million. Apart from the torture, the report also speaks of fraud against their
superiors, since many of the CIA officials have misinterpreted both the White
House and Congress, concealing the practices they used in their interrogations (Andrews &
Parlapiano, 2014).

The report of former US
President George Bush, who ignored many of the unacceptable methods for the
first few years, was interesting, and when he was informed, he said he was
annoyed with some of them (Chwastiak, 2015). As for the White
House, it had avoided the information that the CIA had been asking the to
deliver from 2002 to them, arguing the phobia of a media leak in the press. On
the other hand, he said about the report that torture was never done, which is
probably not evidenced by the report.

The waterboarding was used by
the CIA to suspects detained in secret prisons during the Bush administration (Boehm, 2009) (Darmer, 2009). But this method was reportedly torture
by his successor, Barack Obama, by many US officials, deputies, senators and
human rights organizations. In 2015 the Senate voted for its ban (Chehab, 2011), although it has
resurfaced again in the media and the public, due to the statements of the current
President of the United States of America, which he is arguing to reopen the
secret facilities of the CIA and begin the cruel methods of interrogation again,
as he says they are an effective mean of interrogation. The US officials,
senators, the public etc. has raised its concerns about this.

There are many different means
and methods of interrogation and the most common of them got displayed and in
depth analyzed. (Leo & Liu, 2009) came with the idea
of categorizing the18 recognized interrogation procedures into the six classes:
(a) Accusation/Reaccusation, (b) Challenging Denials, (c) Confronting with True
Evidence of Guilt, (d) Confronting with False Evidence of Guilt, (e) Promises
of Leniency, and (f) Threats/Use of Physical Harm.
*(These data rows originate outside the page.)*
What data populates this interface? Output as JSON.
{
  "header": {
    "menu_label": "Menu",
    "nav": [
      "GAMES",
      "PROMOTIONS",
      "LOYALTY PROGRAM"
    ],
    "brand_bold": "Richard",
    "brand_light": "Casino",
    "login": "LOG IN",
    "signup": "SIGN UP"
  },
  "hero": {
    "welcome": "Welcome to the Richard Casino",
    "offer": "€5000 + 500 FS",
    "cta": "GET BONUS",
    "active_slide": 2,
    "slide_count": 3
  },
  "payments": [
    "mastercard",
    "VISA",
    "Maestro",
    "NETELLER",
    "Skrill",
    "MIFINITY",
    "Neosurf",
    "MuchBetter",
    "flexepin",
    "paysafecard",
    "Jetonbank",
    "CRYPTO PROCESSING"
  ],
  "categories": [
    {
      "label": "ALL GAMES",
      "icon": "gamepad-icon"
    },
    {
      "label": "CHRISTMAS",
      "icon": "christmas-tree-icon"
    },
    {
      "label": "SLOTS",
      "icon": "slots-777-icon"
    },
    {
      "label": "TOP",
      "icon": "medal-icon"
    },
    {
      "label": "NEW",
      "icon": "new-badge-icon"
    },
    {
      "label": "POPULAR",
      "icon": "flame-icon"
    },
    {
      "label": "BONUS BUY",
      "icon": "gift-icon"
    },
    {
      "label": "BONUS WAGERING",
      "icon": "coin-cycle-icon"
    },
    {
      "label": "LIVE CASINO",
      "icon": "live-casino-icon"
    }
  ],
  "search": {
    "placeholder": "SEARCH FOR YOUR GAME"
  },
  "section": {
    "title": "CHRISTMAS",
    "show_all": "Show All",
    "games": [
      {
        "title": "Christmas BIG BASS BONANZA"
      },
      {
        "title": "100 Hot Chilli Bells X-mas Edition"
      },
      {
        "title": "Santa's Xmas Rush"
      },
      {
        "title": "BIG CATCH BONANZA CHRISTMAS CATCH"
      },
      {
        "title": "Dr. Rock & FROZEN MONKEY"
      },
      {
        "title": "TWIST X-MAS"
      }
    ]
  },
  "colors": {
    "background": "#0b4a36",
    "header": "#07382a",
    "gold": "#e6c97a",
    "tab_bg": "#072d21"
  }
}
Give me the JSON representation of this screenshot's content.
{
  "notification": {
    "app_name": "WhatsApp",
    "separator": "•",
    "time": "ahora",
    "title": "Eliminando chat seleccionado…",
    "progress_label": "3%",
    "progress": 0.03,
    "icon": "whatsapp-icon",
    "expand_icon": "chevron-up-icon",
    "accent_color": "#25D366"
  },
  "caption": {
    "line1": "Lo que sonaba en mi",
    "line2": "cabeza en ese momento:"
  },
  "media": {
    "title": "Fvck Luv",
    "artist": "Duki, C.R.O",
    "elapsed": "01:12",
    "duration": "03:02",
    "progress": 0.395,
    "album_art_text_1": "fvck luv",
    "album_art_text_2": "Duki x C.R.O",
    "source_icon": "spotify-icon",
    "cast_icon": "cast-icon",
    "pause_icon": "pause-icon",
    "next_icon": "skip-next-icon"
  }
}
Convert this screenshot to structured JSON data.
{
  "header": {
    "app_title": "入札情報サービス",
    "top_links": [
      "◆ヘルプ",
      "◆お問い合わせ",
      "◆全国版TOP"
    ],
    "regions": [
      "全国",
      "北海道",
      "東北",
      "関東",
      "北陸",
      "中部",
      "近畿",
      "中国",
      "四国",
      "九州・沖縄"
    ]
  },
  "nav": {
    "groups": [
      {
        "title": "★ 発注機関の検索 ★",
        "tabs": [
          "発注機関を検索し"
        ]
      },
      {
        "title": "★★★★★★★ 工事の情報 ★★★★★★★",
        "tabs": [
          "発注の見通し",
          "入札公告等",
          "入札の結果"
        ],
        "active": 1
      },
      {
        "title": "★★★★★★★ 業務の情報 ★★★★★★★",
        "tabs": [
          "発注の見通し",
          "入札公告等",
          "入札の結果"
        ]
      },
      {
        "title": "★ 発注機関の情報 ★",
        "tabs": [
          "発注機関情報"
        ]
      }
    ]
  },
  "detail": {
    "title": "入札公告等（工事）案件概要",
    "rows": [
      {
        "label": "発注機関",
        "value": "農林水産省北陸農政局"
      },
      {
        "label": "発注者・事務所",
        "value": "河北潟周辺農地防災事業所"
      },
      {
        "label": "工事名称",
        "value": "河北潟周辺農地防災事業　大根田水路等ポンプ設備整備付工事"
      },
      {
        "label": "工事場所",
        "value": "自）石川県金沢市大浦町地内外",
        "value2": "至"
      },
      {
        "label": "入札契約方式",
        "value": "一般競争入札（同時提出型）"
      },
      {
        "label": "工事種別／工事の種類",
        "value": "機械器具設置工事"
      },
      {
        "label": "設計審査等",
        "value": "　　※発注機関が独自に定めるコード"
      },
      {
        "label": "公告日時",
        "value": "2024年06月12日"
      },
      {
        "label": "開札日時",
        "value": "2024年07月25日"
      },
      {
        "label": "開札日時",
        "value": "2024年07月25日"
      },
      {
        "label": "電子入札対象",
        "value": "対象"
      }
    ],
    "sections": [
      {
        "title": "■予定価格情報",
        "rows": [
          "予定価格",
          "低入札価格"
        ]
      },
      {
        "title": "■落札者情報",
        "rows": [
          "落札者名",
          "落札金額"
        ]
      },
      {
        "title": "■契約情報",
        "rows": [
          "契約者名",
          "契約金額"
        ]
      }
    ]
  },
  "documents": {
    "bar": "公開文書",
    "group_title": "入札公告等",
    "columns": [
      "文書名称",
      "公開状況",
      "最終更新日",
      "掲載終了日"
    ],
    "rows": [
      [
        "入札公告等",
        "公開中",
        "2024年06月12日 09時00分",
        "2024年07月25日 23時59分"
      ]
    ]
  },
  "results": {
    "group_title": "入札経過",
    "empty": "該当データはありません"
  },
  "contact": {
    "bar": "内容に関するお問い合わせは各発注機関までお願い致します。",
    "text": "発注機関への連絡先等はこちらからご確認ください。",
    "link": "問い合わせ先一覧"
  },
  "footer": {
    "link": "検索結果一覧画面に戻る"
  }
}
The categories of the
interrogation method Waterboarding, a very old torture, has been used many
times in the past as a method of interrogation, and it has been widely revealed
that it is also a useless method by the CIA, suspected of “terrorism”
or action against “liberal” regimes in general (Boehm, 2009). How, of course, a
liberal can be someone who uses torture as a method of interrogation, is a
cause for concern. The most common forms of waterboarding are by dipping the
head of the water questioned or by using a towel spread on the face that is
constantly wet to clog the breathing passages (Boehm, 2009).

After the report of the United
States Senate Select Committee on Intelligence(SSCI) about the Central
Intelligence Agency (CIA)’s Detention and Interrogation Program that contained the
cruel interrogations that the CIA performed during 2001-2006, all the means and
methods that have to do with these interrogations have not been accepted by the
majority of the public, US officials, senators etc. These methods are considered
to be by the United Nations and the general public inhuman and not methods of interrogation
but torture.